■ What is required: Here are the records. Print them all exactly.
↓↓↓
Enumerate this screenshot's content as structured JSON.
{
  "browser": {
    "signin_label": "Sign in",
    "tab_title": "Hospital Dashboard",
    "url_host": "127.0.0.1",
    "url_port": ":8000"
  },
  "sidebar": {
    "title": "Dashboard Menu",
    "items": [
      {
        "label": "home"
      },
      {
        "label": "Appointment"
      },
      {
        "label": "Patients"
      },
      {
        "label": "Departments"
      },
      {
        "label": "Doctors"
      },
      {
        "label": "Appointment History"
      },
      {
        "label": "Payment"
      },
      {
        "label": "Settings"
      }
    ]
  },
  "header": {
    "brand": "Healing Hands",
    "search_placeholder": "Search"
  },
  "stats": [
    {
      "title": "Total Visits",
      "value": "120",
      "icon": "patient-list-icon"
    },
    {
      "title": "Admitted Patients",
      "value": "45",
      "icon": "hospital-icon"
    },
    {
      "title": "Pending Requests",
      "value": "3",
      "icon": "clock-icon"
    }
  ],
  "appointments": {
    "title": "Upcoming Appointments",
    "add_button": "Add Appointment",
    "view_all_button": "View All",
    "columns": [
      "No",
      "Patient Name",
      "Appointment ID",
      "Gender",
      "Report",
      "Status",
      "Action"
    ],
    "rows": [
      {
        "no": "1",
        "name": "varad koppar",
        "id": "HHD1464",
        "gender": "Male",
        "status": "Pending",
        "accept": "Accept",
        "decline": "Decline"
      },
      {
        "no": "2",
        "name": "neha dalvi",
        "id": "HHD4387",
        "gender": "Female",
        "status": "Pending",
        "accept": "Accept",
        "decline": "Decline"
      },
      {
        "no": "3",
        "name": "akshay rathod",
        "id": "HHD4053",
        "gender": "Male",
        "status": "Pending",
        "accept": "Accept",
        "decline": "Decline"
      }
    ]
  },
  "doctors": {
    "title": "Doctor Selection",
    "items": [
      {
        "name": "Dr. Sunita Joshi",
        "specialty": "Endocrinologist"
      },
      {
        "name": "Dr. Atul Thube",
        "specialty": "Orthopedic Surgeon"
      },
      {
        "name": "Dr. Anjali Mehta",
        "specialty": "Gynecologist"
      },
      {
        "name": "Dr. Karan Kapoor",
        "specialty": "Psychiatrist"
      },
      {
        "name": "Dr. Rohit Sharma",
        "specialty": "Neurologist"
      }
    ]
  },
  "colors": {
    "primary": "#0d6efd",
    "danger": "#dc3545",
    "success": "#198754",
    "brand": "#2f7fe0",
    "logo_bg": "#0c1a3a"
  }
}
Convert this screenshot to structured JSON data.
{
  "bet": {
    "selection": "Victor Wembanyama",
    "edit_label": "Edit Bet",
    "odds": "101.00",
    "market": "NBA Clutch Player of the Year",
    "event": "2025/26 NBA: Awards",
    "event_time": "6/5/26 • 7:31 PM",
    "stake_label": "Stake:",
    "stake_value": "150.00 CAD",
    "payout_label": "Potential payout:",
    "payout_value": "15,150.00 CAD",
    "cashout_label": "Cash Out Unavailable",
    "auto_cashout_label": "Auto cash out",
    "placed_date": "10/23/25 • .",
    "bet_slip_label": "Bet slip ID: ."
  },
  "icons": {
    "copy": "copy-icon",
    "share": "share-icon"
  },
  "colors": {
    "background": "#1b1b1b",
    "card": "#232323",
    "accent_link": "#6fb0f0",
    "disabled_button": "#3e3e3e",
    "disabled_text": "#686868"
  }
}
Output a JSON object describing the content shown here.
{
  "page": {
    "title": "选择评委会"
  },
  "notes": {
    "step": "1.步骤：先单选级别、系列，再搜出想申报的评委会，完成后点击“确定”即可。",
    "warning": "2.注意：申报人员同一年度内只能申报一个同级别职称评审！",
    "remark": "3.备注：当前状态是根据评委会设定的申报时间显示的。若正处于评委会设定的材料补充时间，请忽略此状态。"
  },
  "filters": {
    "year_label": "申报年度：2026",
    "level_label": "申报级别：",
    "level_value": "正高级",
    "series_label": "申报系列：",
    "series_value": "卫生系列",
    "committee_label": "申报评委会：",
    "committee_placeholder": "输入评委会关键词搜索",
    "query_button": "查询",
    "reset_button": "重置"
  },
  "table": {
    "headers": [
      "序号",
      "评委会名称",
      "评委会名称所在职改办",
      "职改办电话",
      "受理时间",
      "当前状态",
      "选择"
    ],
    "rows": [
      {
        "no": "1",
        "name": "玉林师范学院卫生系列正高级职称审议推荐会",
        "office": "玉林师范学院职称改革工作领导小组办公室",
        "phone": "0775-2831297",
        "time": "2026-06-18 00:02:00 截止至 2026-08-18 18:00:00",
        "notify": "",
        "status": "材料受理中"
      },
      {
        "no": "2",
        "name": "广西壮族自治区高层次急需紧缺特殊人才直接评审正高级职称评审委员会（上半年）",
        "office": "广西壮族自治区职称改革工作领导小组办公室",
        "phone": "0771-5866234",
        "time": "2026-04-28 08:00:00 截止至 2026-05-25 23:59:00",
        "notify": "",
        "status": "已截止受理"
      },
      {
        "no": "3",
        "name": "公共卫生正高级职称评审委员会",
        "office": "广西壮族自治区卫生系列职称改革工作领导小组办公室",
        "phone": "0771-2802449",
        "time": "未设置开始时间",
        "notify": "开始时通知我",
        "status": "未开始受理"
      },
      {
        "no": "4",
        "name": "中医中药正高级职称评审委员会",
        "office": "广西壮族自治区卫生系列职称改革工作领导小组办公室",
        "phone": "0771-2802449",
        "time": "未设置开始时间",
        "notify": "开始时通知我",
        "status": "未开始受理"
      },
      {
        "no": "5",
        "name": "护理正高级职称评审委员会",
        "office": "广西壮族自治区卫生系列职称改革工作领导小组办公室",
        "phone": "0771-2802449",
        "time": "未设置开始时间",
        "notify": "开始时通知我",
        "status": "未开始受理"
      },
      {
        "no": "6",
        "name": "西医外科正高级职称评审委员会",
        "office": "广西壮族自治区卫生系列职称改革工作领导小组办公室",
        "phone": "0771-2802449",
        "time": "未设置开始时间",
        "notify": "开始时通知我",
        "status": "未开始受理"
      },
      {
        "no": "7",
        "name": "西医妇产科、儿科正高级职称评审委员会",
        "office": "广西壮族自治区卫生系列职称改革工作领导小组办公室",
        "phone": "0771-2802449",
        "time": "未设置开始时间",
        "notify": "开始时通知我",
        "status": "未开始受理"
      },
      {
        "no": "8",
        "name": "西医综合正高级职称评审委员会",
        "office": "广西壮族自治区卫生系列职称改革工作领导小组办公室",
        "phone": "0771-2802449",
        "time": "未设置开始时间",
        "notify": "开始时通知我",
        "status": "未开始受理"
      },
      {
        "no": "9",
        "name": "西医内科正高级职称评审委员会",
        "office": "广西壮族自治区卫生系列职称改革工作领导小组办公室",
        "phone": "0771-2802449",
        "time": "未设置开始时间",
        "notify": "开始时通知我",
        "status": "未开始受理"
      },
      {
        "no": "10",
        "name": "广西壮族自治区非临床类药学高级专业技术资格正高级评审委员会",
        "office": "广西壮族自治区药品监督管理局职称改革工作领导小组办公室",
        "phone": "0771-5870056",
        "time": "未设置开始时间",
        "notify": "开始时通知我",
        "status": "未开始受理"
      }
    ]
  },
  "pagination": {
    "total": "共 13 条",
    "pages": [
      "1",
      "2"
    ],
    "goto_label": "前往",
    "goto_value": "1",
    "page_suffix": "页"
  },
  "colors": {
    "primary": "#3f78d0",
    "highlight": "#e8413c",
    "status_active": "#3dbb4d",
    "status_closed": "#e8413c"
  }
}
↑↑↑
■ Task result:
Enumerate this screenshot's content as structured JSON.
{
  "browser": {
    "signin_label": "Sign in",
    "tab_title": "Hospital Dashboard",
    "url_host": "127.0.0.1",
    "url_port": ":8000"
  },
  "sidebar": {
    "title": "Dashboard Menu",
    "items": [
      {
        "label": "home"
      },
      {
        "label": "Appointment"
      },
      {
        "label": "Patients"
      },
      {
        "label": "Departments"
      },
      {
        "label": "Doctors"
      },
      {
        "label": "Appointment History"
      },
      {
        "label": "Payment"
      },
      {
        "label": "Settings"
      }
    ]
  },
  "header": {
    "brand": "Healing Hands",
    "search_placeholder": "Search"
  },
  "stats": [
    {
      "title": "Total Visits",
      "value": "120",
      "icon": "patient-list-icon"
    },
    {
      "title": "Admitted Patients",
      "value": "45",
      "icon": "hospital-icon"
    },
    {
      "title": "Pending Requests",
      "value": "3",
      "icon": "clock-icon"
    }
  ],
  "appointments": {
    "title": "Upcoming Appointments",
    "add_button": "Add Appointment",
    "view_all_button": "View All",
    "columns": [
      "No",
      "Patient Name",
      "Appointment ID",
      "Gender",
      "Report",
      "Status",
      "Action"
    ],
    "rows": [
      {
        "no": "1",
        "name": "varad koppar",
        "id": "HHD1464",
        "gender": "Male",
        "status": "Pending",
        "accept": "Accept",
        "decline": "Decline"
      },
      {
        "no": "2",
        "name": "neha dalvi",
        "id": "HHD4387",
        "gender": "Female",
        "status": "Pending",
        "accept": "Accept",
        "decline": "Decline"
      },
      {
        "no": "3",
        "name": "akshay rathod",
        "id": "HHD4053",
        "gender": "Male",
        "status": "Pending",
        "accept": "Accept",
        "decline": "Decline"
      }
    ]
  },
  "doctors": {
    "title": "Doctor Selection",
    "items": [
      {
        "name": "Dr. Sunita Joshi",
        "specialty": "Endocrinologist"
      },
      {
        "name": "Dr. Atul Thube",
        "specialty": "Orthopedic Surgeon"
      },
      {
        "name": "Dr. Anjali Mehta",
        "specialty": "Gynecologist"
      },
      {
        "name": "Dr. Karan Kapoor",
        "specialty": "Psychiatrist"
      },
      {
        "name": "Dr. Rohit Sharma",
        "specialty": "Neurologist"
      }
    ]
  },
  "colors": {
    "primary": "#0d6efd",
    "danger": "#dc3545",
    "success": "#198754",
    "brand": "#2f7fe0",
    "logo_bg": "#0c1a3a"
  }
}
Convert this screenshot to structured JSON data.
{
  "bet": {
    "selection": "Victor Wembanyama",
    "edit_label": "Edit Bet",
    "odds": "101.00",
    "market": "NBA Clutch Player of the Year",
    "event": "2025/26 NBA: Awards",
    "event_time": "6/5/26 • 7:31 PM",
    "stake_label": "Stake:",
    "stake_value": "150.00 CAD",
    "payout_label": "Potential payout:",
    "payout_value": "15,150.00 CAD",
    "cashout_label": "Cash Out Unavailable",
    "auto_cashout_label": "Auto cash out",
    "placed_date": "10/23/25 • .",
    "bet_slip_label": "Bet slip ID: ."
  },
  "icons": {
    "copy": "copy-icon",
    "share": "share-icon"
  },
  "colors": {
    "background": "#1b1b1b",
    "card": "#232323",
    "accent_link": "#6fb0f0",
    "disabled_button": "#3e3e3e",
    "disabled_text": "#686868"
  }
}
Output a JSON object describing the content shown here.
{
  "page": {
    "title": "选择评委会"
  },
  "notes": {
    "step": "1.步骤：先单选级别、系列，再搜出想申报的评委会，完成后点击“确定”即可。",
    "warning": "2.注意：申报人员同一年度内只能申报一个同级别职称评审！",
    "remark": "3.备注：当前状态是根据评委会设定的申报时间显示的。若正处于评委会设定的材料补充时间，请忽略此状态。"
  },
  "filters": {
    "year_label": "申报年度：2026",
    "level_label": "申报级别：",
    "level_value": "正高级",
    "series_label": "申报系列：",
    "series_value": "卫生系列",
    "committee_label": "申报评委会：",
    "committee_placeholder": "输入评委会关键词搜索",
    "query_button": "查询",
    "reset_button": "重置"
  },
  "table": {
    "headers": [
      "序号",
      "评委会名称",
      "评委会名称所在职改办",
      "职改办电话",
      "受理时间",
      "当前状态",
      "选择"
    ],
    "rows": [
      {
        "no": "1",
        "name": "玉林师范学院卫生系列正高级职称审议推荐会",
        "office": "玉林师范学院职称改革工作领导小组办公室",
        "phone": "0775-2831297",
        "time": "2026-06-18 00:02:00 截止至 2026-08-18 18:00:00",
        "notify": "",
        "status": "材料受理中"
      },
      {
        "no": "2",
        "name": "广西壮族自治区高层次急需紧缺特殊人才直接评审正高级职称评审委员会（上半年）",
        "office": "广西壮族自治区职称改革工作领导小组办公室",
        "phone": "0771-5866234",
        "time": "2026-04-28 08:00:00 截止至 2026-05-25 23:59:00",
        "notify": "",
        "status": "已截止受理"
      },
      {
        "no": "3",
        "name": "公共卫生正高级职称评审委员会",
        "office": "广西壮族自治区卫生系列职称改革工作领导小组办公室",
        "phone": "0771-2802449",
        "time": "未设置开始时间",
        "notify": "开始时通知我",
        "status": "未开始受理"
      },
      {
        "no": "4",
        "name": "中医中药正高级职称评审委员会",
        "office": "广西壮族自治区卫生系列职称改革工作领导小组办公室",
        "phone": "0771-2802449",
        "time": "未设置开始时间",
        "notify": "开始时通知我",
        "status": "未开始受理"
      },
      {
        "no": "5",
        "name": "护理正高级职称评审委员会",
        "office": "广西壮族自治区卫生系列职称改革工作领导小组办公室",
        "phone": "0771-2802449",
        "time": "未设置开始时间",
        "notify": "开始时通知我",
        "status": "未开始受理"
      },
      {
        "no": "6",
        "name": "西医外科正高级职称评审委员会",
        "office": "广西壮族自治区卫生系列职称改革工作领导小组办公室",
        "phone": "0771-2802449",
        "time": "未设置开始时间",
        "notify": "开始时通知我",
        "status": "未开始受理"
      },
      {
        "no": "7",
        "name": "西医妇产科、儿科正高级职称评审委员会",
        "office": "广西壮族自治区卫生系列职称改革工作领导小组办公室",
        "phone": "0771-2802449",
        "time": "未设置开始时间",
        "notify": "开始时通知我",
        "status": "未开始受理"
      },
      {
        "no": "8",
        "name": "西医综合正高级职称评审委员会",
        "office": "广西壮族自治区卫生系列职称改革工作领导小组办公室",
        "phone": "0771-2802449",
        "time": "未设置开始时间",
        "notify": "开始时通知我",
        "status": "未开始受理"
      },
      {
        "no": "9",
        "name": "西医内科正高级职称评审委员会",
        "office": "广西壮族自治区卫生系列职称改革工作领导小组办公室",
        "phone": "0771-2802449",
        "time": "未设置开始时间",
        "notify": "开始时通知我",
        "status": "未开始受理"
      },
      {
        "no": "10",
        "name": "广西壮族自治区非临床类药学高级专业技术资格正高级评审委员会",
        "office": "广西壮族自治区药品监督管理局职称改革工作领导小组办公室",
        "phone": "0771-5870056",
        "time": "未设置开始时间",
        "notify": "开始时通知我",
        "status": "未开始受理"
      }
    ]
  },
  "pagination": {
    "total": "共 13 条",
    "pages": [
      "1",
      "2"
    ],
    "goto_label": "前往",
    "goto_value": "1",
    "page_suffix": "页"
  },
  "colors": {
    "primary": "#3f78d0",
    "highlight": "#e8413c",
    "status_active": "#3dbb4d",
    "status_closed": "#e8413c"
  }
}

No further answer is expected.